* Exercise data:
━━━━━━━━━━

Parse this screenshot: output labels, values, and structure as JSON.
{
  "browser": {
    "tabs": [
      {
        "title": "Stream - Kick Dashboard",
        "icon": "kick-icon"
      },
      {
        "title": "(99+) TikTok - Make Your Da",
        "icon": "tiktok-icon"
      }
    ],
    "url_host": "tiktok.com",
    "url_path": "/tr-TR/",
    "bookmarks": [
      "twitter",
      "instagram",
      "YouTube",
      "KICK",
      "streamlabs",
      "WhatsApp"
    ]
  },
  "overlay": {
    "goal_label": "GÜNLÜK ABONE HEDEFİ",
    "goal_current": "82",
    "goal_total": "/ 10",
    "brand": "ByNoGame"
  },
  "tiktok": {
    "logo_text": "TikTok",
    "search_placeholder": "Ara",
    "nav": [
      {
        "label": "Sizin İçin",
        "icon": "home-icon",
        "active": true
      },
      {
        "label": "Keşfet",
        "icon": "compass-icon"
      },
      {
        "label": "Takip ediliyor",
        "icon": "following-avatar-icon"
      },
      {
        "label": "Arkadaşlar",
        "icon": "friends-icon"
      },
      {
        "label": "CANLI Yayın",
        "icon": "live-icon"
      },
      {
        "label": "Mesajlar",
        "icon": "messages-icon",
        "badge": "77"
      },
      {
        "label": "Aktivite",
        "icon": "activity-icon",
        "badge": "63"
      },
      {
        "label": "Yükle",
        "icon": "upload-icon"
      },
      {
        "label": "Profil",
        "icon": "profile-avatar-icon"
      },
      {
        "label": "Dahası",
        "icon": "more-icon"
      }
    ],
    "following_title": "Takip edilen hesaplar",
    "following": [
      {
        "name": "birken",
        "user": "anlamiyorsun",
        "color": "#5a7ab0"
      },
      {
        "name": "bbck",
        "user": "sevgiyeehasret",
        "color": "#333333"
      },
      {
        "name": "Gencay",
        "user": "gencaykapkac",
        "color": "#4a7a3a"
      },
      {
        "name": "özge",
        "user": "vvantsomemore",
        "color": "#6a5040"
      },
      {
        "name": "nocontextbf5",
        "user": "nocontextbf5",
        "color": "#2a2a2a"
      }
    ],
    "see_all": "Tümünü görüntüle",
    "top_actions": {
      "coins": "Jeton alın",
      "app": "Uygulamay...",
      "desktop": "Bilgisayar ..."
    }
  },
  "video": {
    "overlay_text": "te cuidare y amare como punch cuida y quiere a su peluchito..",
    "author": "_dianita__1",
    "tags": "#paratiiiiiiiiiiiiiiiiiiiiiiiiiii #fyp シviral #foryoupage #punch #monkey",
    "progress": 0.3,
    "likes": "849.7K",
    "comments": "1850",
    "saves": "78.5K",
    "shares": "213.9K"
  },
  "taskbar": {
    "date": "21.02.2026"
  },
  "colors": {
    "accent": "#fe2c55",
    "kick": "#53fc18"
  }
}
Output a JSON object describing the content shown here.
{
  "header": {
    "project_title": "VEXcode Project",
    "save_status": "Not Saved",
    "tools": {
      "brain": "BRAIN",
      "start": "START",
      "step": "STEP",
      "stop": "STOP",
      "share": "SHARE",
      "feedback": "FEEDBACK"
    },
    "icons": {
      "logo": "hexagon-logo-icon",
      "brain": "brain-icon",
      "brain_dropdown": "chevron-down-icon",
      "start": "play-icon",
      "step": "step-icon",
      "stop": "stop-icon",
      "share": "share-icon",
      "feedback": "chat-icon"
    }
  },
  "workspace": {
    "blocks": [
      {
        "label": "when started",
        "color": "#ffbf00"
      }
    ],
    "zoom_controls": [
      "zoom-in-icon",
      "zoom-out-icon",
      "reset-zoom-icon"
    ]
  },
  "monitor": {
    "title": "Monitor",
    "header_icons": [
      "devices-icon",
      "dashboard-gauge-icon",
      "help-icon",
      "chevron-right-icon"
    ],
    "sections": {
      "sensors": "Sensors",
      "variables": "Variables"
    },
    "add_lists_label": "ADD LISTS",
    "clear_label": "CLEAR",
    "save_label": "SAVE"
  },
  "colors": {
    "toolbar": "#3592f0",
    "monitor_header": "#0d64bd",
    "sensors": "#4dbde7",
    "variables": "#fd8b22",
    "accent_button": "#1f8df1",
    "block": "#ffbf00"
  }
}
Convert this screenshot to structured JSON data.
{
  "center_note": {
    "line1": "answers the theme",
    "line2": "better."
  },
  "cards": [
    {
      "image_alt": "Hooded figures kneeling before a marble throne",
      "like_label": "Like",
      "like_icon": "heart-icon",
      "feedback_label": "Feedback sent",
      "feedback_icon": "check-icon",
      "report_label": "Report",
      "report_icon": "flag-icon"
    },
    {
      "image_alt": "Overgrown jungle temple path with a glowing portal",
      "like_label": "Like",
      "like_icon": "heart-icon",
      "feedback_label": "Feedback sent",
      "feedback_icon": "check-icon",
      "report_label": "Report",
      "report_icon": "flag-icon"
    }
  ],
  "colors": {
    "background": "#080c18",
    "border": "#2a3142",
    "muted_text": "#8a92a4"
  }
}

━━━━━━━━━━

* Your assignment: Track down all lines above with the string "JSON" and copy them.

* Your solution:
Parse this screenshot: output labels, values, and structure as JSON.
Output a JSON object describing the content shown here.
Convert this screenshot to structured JSON data.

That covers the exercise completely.